ABOUT THIS TASK: Return all lines of the records that contain the word "Ngày".

EXCERPTED DATA:

——

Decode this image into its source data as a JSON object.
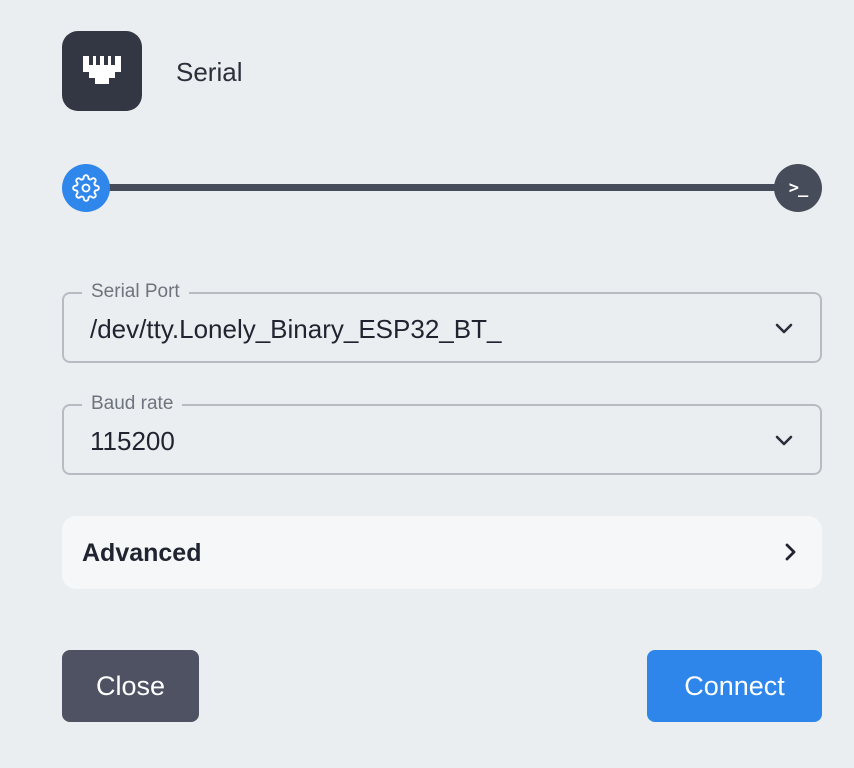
{
  "header": {
    "icon": "ethernet-port-icon",
    "title": "Serial"
  },
  "stepper": {
    "steps": [
      {
        "icon": "gear-icon",
        "state": "active",
        "color": "#2f86eb"
      },
      {
        "icon": "terminal-icon",
        "glyph": ">_",
        "state": "pending",
        "color": "#474c5a"
      }
    ]
  },
  "form": {
    "serial_port": {
      "label": "Serial Port",
      "value": "/dev/tty.Lonely_Binary_ESP32_BT_",
      "icon": "chevron-down-icon"
    },
    "baud_rate": {
      "label": "Baud rate",
      "value": "115200",
      "icon": "chevron-down-icon"
    },
    "advanced": {
      "label": "Advanced",
      "icon": "chevron-right-icon"
    }
  },
  "actions": {
    "close_label": "Close",
    "connect_label": "Connect",
    "close_color": "#4e5263",
    "connect_color": "#2e86eb"
  }
}
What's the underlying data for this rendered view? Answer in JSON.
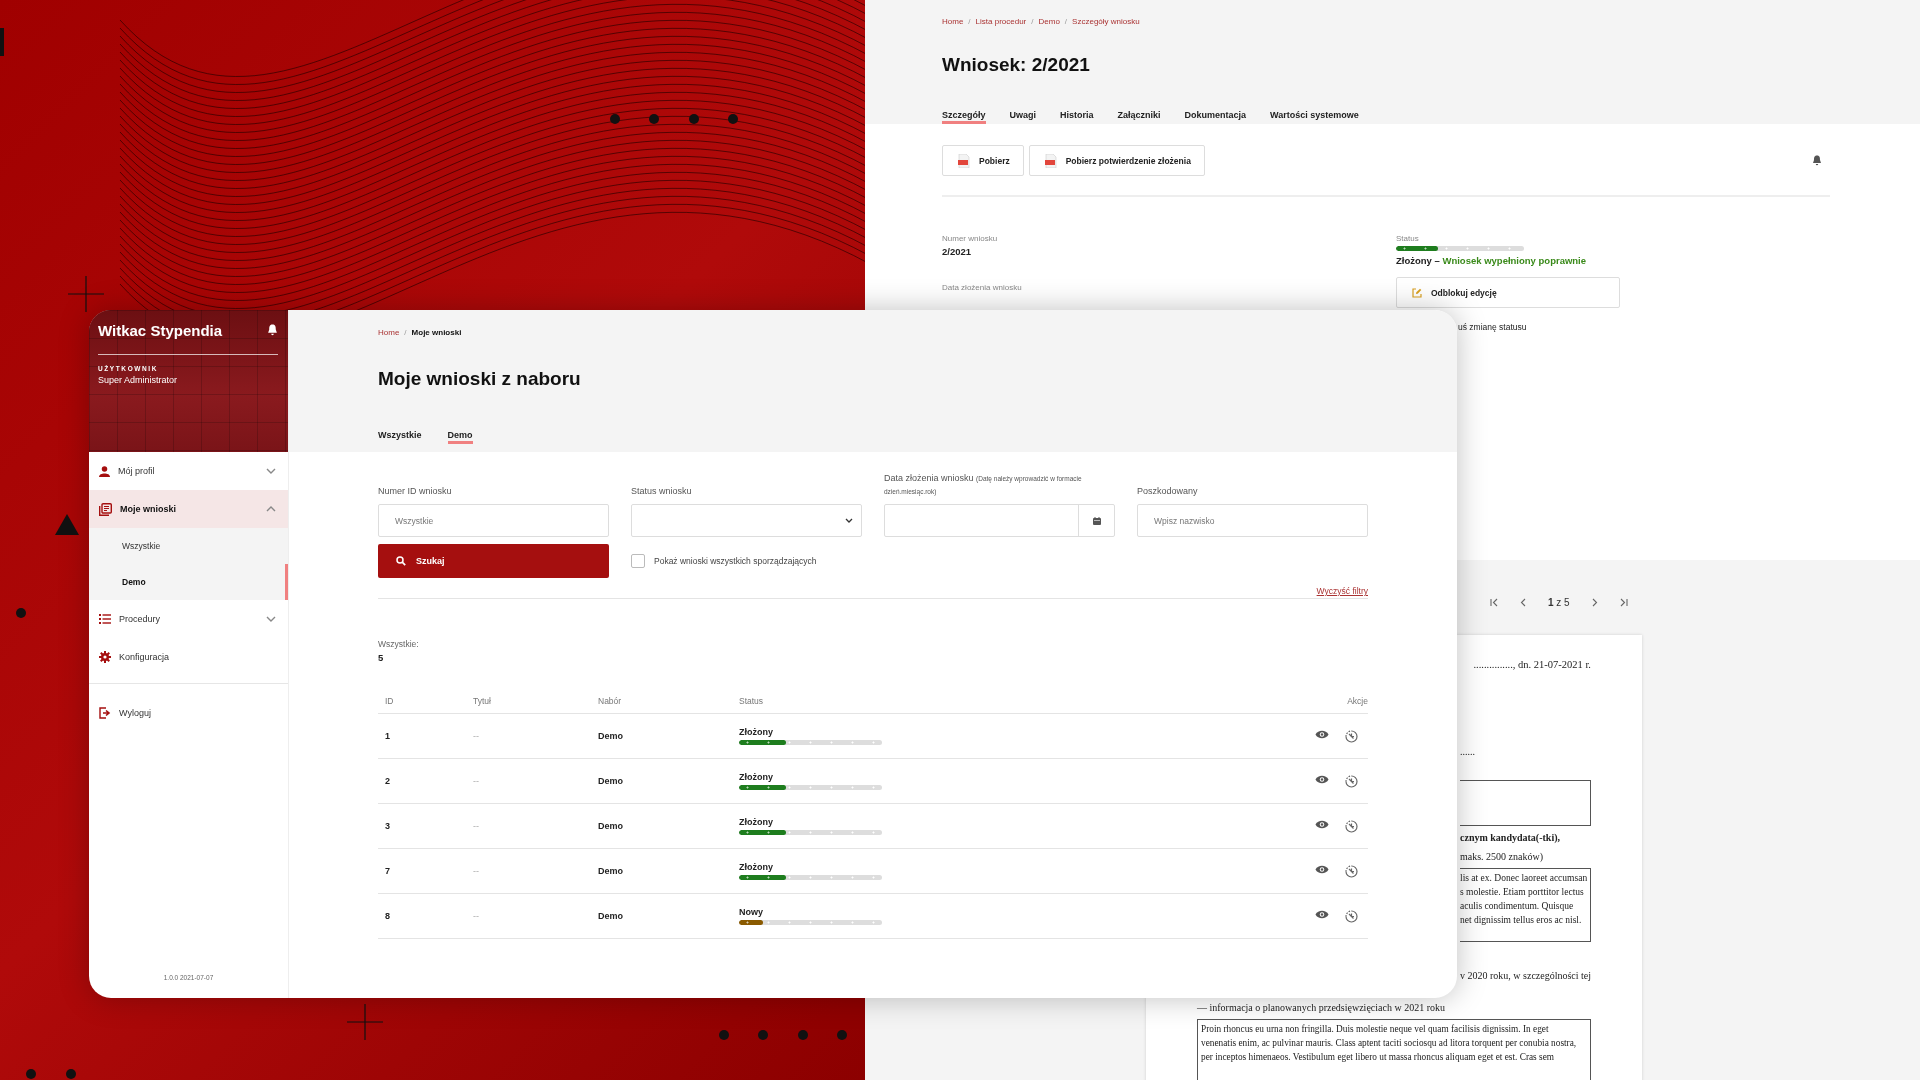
{
  "detail_window": {
    "breadcrumbs": [
      {
        "kind": "link",
        "text": "Home"
      },
      {
        "kind": "separator",
        "text": "/"
      },
      {
        "kind": "link",
        "text": "Lista procedur"
      },
      {
        "kind": "separator",
        "text": "/"
      },
      {
        "kind": "link",
        "text": "Demo"
      },
      {
        "kind": "separator",
        "text": "/"
      },
      {
        "kind": "link",
        "text": "Szczegóły wniosku"
      }
    ],
    "title": "Wniosek: 2/2021",
    "tabs": [
      {
        "label": "Szczegóły",
        "selected": true
      },
      {
        "label": "Uwagi",
        "selected": false
      },
      {
        "label": "Historia",
        "selected": false
      },
      {
        "label": "Załączniki",
        "selected": false
      },
      {
        "label": "Dokumentacja",
        "selected": false
      },
      {
        "label": "Wartości systemowe",
        "selected": false
      }
    ],
    "buttons": [
      "Pobierz",
      "Pobierz potwierdzenie złożenia"
    ],
    "fields": [
      {
        "label": "Numer wniosku",
        "value": "2/2021"
      },
      {
        "label": "Data złożenia wniosku"
      }
    ],
    "status": {
      "label": "Status",
      "level": 0.33,
      "value": "Złożony –",
      "note": "Wniosek wypełniony poprawnie"
    },
    "unlock_button": "Odblokuj edycję",
    "status_change_link": "uś zmianę statusu",
    "pagination": {
      "page": "**1** z 5"
    },
    "document": {
      "date_line": "..............., dn. 21-07-2021 r.",
      "blocks": [
        {
          "kind": "dots",
          "text": "......"
        },
        {
          "kind": "empty_box"
        },
        {
          "kind": "heading",
          "text": "cznym kandydata(-tki),"
        },
        {
          "kind": "note",
          "text": "maks. 2500 znaków)"
        },
        {
          "kind": "box",
          "lines": [
            "lis at ex. Donec laoreet accumsan",
            "s molestie. Etiam porttitor lectus",
            "aculis condimentum. Quisque",
            "net dignissim tellus eros ac nisl."
          ]
        },
        {
          "kind": "text",
          "text": "v 2020 roku, w szczególności tej"
        },
        {
          "kind": "wide_text",
          "text": "— informacja o planowanych przedsięwzięciach w 2021 roku"
        },
        {
          "kind": "wide_box",
          "lines": [
            "Proin rhoncus eu urna non fringilla. Duis molestie neque vel quam facilisis dignissim. In eget",
            "venenatis enim, ac pulvinar mauris. Class aptent taciti sociosqu ad litora torquent per conubia nostra,",
            "per inceptos himenaeos. Vestibulum eget libero ut massa rhoncus aliquam eget et est. Cras sem"
          ]
        }
      ]
    }
  },
  "app_window": {
    "sidebar": {
      "title": "Witkac Stypendia",
      "user_label": "UŻYTKOWNIK",
      "user_name": "Super Administrator",
      "items": [
        {
          "kind": "group",
          "label": "Mój profil",
          "selected": false,
          "expanded": false
        },
        {
          "kind": "group",
          "label": "Moje wnioski",
          "selected": true,
          "expanded": true,
          "children": [
            {
              "label": "Wszystkie",
              "selected": false
            },
            {
              "label": "Demo",
              "selected": true
            }
          ]
        },
        {
          "kind": "group",
          "label": "Procedury",
          "selected": false,
          "expanded": false
        },
        {
          "kind": "link",
          "label": "Konfiguracja",
          "selected": false
        }
      ],
      "logout": "Wyloguj",
      "version": "1.0.0 2021-07-07"
    },
    "breadcrumbs": [
      {
        "kind": "link",
        "text": "Home"
      },
      {
        "kind": "separator",
        "text": "/"
      },
      {
        "kind": "current",
        "text": "Moje wnioski"
      }
    ],
    "title": "Moje wnioski z naboru",
    "tabs": [
      {
        "label": "Wszystkie",
        "selected": false
      },
      {
        "label": "Demo",
        "selected": true
      }
    ],
    "filters": [
      {
        "kind": "text",
        "label": "Numer ID wniosku",
        "placeholder": "Wszystkie"
      },
      {
        "kind": "select",
        "label": "Status wniosku"
      },
      {
        "kind": "date",
        "label": "Data złożenia wniosku",
        "hint": "(Datę należy wprowadzić w formacie dzień.miesiąc.rok)"
      },
      {
        "kind": "text",
        "label": "Poszkodowany",
        "placeholder": "Wpisz nazwisko"
      }
    ],
    "search_button": "Szukaj",
    "show_all": {
      "label": "Pokaż wnioski wszystkich sporządzających",
      "checked": false
    },
    "clear_link": "Wyczyść filtry",
    "count": {
      "label": "Wszystkie:",
      "value": "5"
    },
    "table": {
      "columns": [
        "ID",
        "Tytuł",
        "Nabór",
        "Status",
        "Akcje"
      ],
      "rows": [
        {
          "id": "1",
          "title": "--",
          "round": "Demo",
          "status": "Złożony",
          "level": 0.33,
          "color": "#1e7d1e"
        },
        {
          "id": "2",
          "title": "--",
          "round": "Demo",
          "status": "Złożony",
          "level": 0.33,
          "color": "#1e7d1e"
        },
        {
          "id": "3",
          "title": "--",
          "round": "Demo",
          "status": "Złożony",
          "level": 0.33,
          "color": "#1e7d1e"
        },
        {
          "id": "7",
          "title": "--",
          "round": "Demo",
          "status": "Złożony",
          "level": 0.33,
          "color": "#1e7d1e"
        },
        {
          "id": "8",
          "title": "--",
          "round": "Demo",
          "status": "Nowy",
          "level": 0.17,
          "color": "#8a5a00"
        }
      ]
    }
  }
}
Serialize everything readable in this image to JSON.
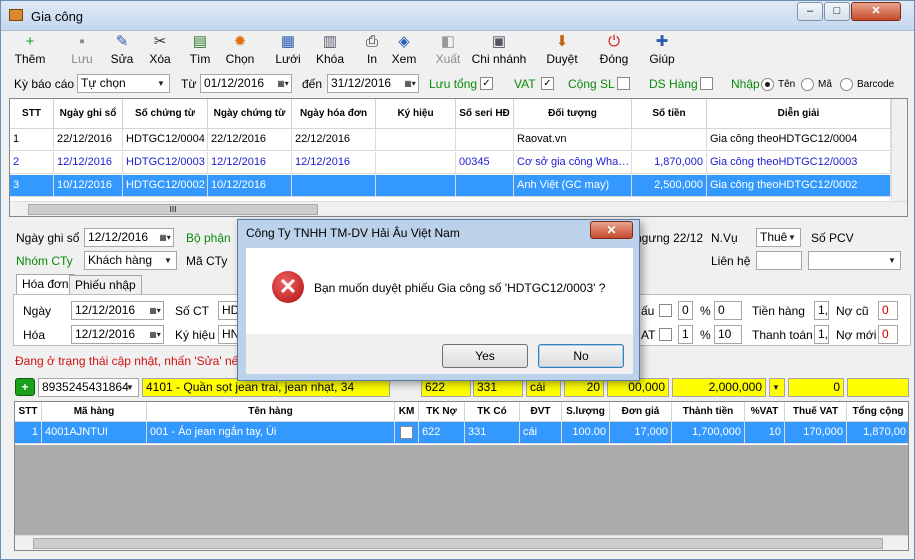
{
  "window": {
    "title": "Gia công",
    "min": "–",
    "max": "□",
    "close": "✕"
  },
  "toolbar": [
    {
      "name": "them-button",
      "label": "Thêm",
      "icon": "+",
      "color": "#1aa01a",
      "disabled": false
    },
    {
      "name": "luu-button",
      "label": "Lưu",
      "icon": "▪",
      "color": "#888",
      "disabled": true
    },
    {
      "name": "sua-button",
      "label": "Sửa",
      "icon": "✎",
      "color": "#2a5db0",
      "disabled": false
    },
    {
      "name": "xoa-button",
      "label": "Xóa",
      "icon": "✂",
      "color": "#333",
      "disabled": false
    },
    {
      "name": "tim-button",
      "label": "Tìm",
      "icon": "▤",
      "color": "#2a7a2a",
      "disabled": false
    },
    {
      "name": "chon-button",
      "label": "Chọn",
      "icon": "✹",
      "color": "#e07010",
      "disabled": false
    },
    {
      "name": "luoi-button",
      "label": "Lưới",
      "icon": "▦",
      "color": "#2a5db0",
      "disabled": false
    },
    {
      "name": "khoa-button",
      "label": "Khóa",
      "icon": "▥",
      "color": "#556",
      "disabled": false
    },
    {
      "name": "in-button",
      "label": "In",
      "icon": "⎙",
      "color": "#222",
      "disabled": false
    },
    {
      "name": "xem-button",
      "label": "Xem",
      "icon": "◈",
      "color": "#2a5db0",
      "disabled": false
    },
    {
      "name": "xuat-button",
      "label": "Xuất",
      "icon": "◧",
      "color": "#999",
      "disabled": true
    },
    {
      "name": "chi-nhanh-button",
      "label": "Chi nhánh",
      "icon": "▣",
      "color": "#556",
      "disabled": false
    },
    {
      "name": "duyet-button",
      "label": "Duyệt",
      "icon": "⬇",
      "color": "#c06010",
      "disabled": false
    },
    {
      "name": "dong-button",
      "label": "Đóng",
      "icon": "⏻",
      "color": "#d01010",
      "disabled": false
    },
    {
      "name": "giup-button",
      "label": "Giúp",
      "icon": "✚",
      "color": "#2a5db0",
      "disabled": false
    }
  ],
  "filter": {
    "ky_bao_cao_label": "Kỳ báo cáo",
    "ky_bao_cao_value": "Tự chọn",
    "tu_label": "Từ",
    "tu_value": "01/12/2016",
    "den_label": "đến",
    "den_value": "31/12/2016",
    "luu_tong_label": "Lưu tổng",
    "vat_label": "VAT",
    "cong_sl_label": "Cộng SL",
    "ds_hang_label": "DS Hàng",
    "nhap_label": "Nhập",
    "ten_label": "Tên",
    "ma_label": "Mã",
    "barcode_label": "Barcode"
  },
  "top_grid": {
    "headers": [
      "STT",
      "Ngày ghi sổ",
      "Số chứng từ",
      "Ngày chứng từ",
      "Ngày hóa đơn",
      "Ký hiệu",
      "Số seri HĐ",
      "Đối tượng",
      "Số tiền",
      "Diễn giải"
    ],
    "rows": [
      [
        "1",
        "22/12/2016",
        "HDTGC12/0004",
        "22/12/2016",
        "22/12/2016",
        "",
        "",
        "Raovat.vn",
        "",
        "Gia công theoHDTGC12/0004"
      ],
      [
        "2",
        "12/12/2016",
        "HDTGC12/0003",
        "12/12/2016",
        "12/12/2016",
        "",
        "00345",
        "Cơ sở gia công Wha…",
        "1,870,000",
        "Gia công theoHDTGC12/0003"
      ],
      [
        "3",
        "10/12/2016",
        "HDTGC12/0002",
        "10/12/2016",
        "",
        "",
        "",
        "Anh Việt (GC may)",
        "2,500,000",
        "Gia công theoHDTGC12/0002"
      ]
    ],
    "scroll_thumb": "III"
  },
  "form": {
    "ngay_ghi_so_label": "Ngày ghi sổ",
    "ngay_ghi_so_value": "12/12/2016",
    "bo_phan_label": "Bộ phận",
    "nhom_cty_label": "Nhóm CTy",
    "nhom_cty_value": "Khách hàng",
    "ma_cty_label": "Mã CTy",
    "ngung_value": "ngưng 22/12",
    "nvu_label": "N.Vụ",
    "nvu_value": "Thuê",
    "so_pcv_label": "Số PCV",
    "lien_he_label": "Liên hệ",
    "tab_hoa_don": "Hóa đơn",
    "tab_phieu_nhap": "Phiếu nhập",
    "ngay_label": "Ngày",
    "ngay_value": "12/12/2016",
    "so_ct_label": "Số CT",
    "so_ct_value": "HD",
    "hoa_label": "Hóa",
    "hoa_value": "12/12/2016",
    "ky_hieu_label": "Ký hiệu",
    "ky_hieu_value": "HN",
    "ck_label": "ấu",
    "ck_value": "0",
    "pct_sign": "%",
    "ck_pct": "0",
    "vat_label": "AT",
    "vat_value": "1",
    "vat_pct": "10",
    "tien_hang_label": "Tiền hàng",
    "tien_hang_value": "1,",
    "no_cu_label": "Nợ cũ",
    "no_cu_value": "0",
    "thanh_toan_label": "Thanh toán",
    "thanh_toan_value": "1,",
    "no_moi_label": "Nợ mới",
    "no_moi_value": "0",
    "status_text": "Đang ở trạng thái cập nhật, nhấn 'Sửa' nếu mu"
  },
  "entry": {
    "barcode": "8935245431864",
    "product": "4101 - Quần sọt jean trai, jean nhạt, 34",
    "tk_no": "622",
    "tk_co": "331",
    "dvt": "cái",
    "sl": "20",
    "thanh_tien": "00,000",
    "amount": "2,000,000",
    "vat": "0"
  },
  "bottom_grid": {
    "headers": [
      "STT",
      "Mã hàng",
      "Tên hàng",
      "KM",
      "TK Nợ",
      "TK Có",
      "ĐVT",
      "S.lượng",
      "Đơn giá",
      "Thành tiền",
      "%VAT",
      "Thuế VAT",
      "Tổng cộng"
    ],
    "rows": [
      [
        "1",
        "4001AJNTUI",
        "001 - Áo jean ngắn tay, Úi",
        "",
        "622",
        "331",
        "cái",
        "100.00",
        "17,000",
        "1,700,000",
        "10",
        "170,000",
        "1,870,00"
      ]
    ]
  },
  "dialog": {
    "title": "Công Ty TNHH TM-DV Hải Âu Việt Nam",
    "message": "Bạn muốn duyệt phiếu Gia công số 'HDTGC12/0003' ?",
    "yes": "Yes",
    "no": "No",
    "close": "✕",
    "icon": "✕"
  }
}
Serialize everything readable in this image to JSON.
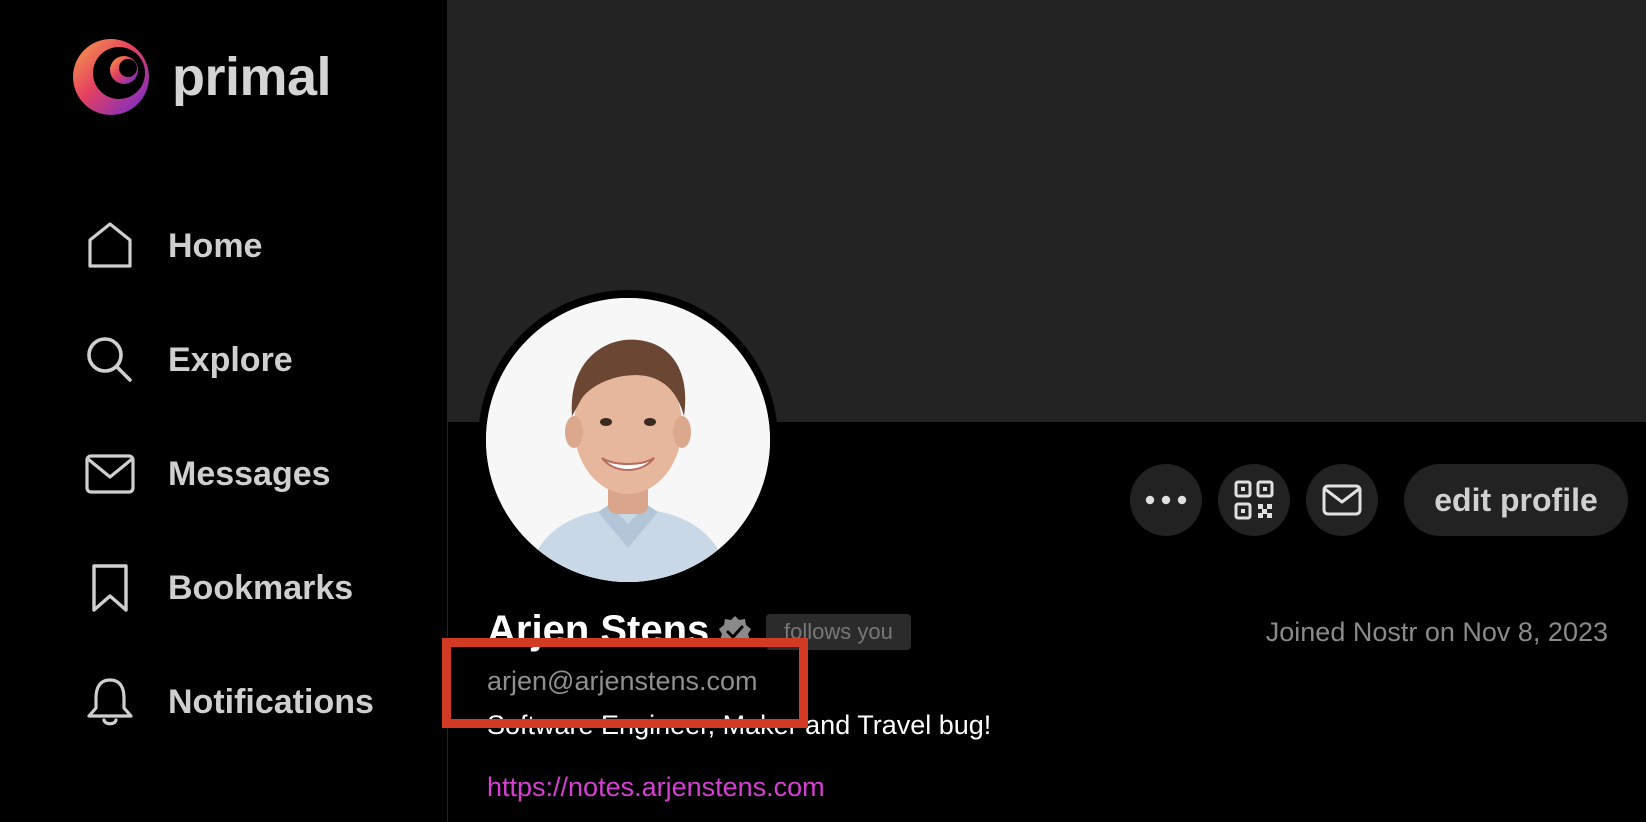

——

ANSWER TO THE EXERCISE:
      "Ngày ghi sổ",
      "Ngày chứng từ",
      "Ngày hóa đơn",
    "ngay_ghi_so_label": "Ngày ghi sổ",
    "ngay_label": "Ngày",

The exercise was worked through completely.